At nearly 70%, the largest component of GDP is personal consumption. On that front, the numbers look fairly good given that job creation has brought the unemployment rate down to the point that we’re starting to see wage gains. Productivity, on the other hand, has not rebounded as it typically does in economic recoveries. Some predict that automation or increased connectivity of everyday objects (i.e. the “Internet of Things”) will begin to move the needle but productivity growth has historically been difficult to forecast.
Over the past eight years, central banks have provided unprecedented stimulus through monetary policy as lawmakers of developed nations have been reticent to use fiscal policy (government spending) in the face of strong support for austerity. This may change in the in the US in the near future as both Donald Trump and Hillary Clinton have talked about upgrading our infrastructure. If Congress approves new spending on highways, the power grid and other essentials, it could have long-term effects.

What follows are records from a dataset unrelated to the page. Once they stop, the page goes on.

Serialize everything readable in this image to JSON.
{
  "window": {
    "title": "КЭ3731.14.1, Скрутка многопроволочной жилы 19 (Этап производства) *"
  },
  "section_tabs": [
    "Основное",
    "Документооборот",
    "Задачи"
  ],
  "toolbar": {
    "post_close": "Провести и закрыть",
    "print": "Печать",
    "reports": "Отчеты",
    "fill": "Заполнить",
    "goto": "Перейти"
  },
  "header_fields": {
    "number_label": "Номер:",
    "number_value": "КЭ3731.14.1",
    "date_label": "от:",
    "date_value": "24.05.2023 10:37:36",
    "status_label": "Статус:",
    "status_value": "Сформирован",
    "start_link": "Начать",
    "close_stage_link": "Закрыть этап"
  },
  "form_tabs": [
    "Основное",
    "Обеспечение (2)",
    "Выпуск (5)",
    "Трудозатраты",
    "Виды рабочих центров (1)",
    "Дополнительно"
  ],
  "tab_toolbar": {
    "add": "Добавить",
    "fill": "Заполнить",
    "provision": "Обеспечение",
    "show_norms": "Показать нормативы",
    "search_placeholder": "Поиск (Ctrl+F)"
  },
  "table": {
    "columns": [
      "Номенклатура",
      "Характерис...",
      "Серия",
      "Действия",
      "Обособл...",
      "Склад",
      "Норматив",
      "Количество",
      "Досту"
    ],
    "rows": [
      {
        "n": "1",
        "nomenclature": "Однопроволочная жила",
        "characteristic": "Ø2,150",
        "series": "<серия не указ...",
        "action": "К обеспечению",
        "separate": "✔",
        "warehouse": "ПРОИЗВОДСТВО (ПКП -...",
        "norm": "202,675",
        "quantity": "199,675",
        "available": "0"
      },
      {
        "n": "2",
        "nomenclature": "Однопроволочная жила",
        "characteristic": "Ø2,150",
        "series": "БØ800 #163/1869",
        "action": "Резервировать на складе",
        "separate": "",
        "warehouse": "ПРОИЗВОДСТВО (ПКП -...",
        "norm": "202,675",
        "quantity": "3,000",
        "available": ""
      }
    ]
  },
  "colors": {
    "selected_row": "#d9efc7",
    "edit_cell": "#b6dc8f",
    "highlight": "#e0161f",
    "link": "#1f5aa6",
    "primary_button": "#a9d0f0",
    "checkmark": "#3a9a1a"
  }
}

We think this is something to watch.
It would appear that we are nearing a major inflection point with the election looming. Just a few months ago, it seemed the same way in the UK with the Brexit vote and yet British citizens continued to get up each morning, go to work and spend money and the UK stock market calmed down and even moved higher. In our opinion, regardless of the election results, our experience in the US isn’t likely to be much different. We’ll continue to see the usual gyrations but that shouldn’t change long-term investment plans. As always, our advice is to stay the course with the knowledge that companies will adapt to a changing world and find ways to prosper.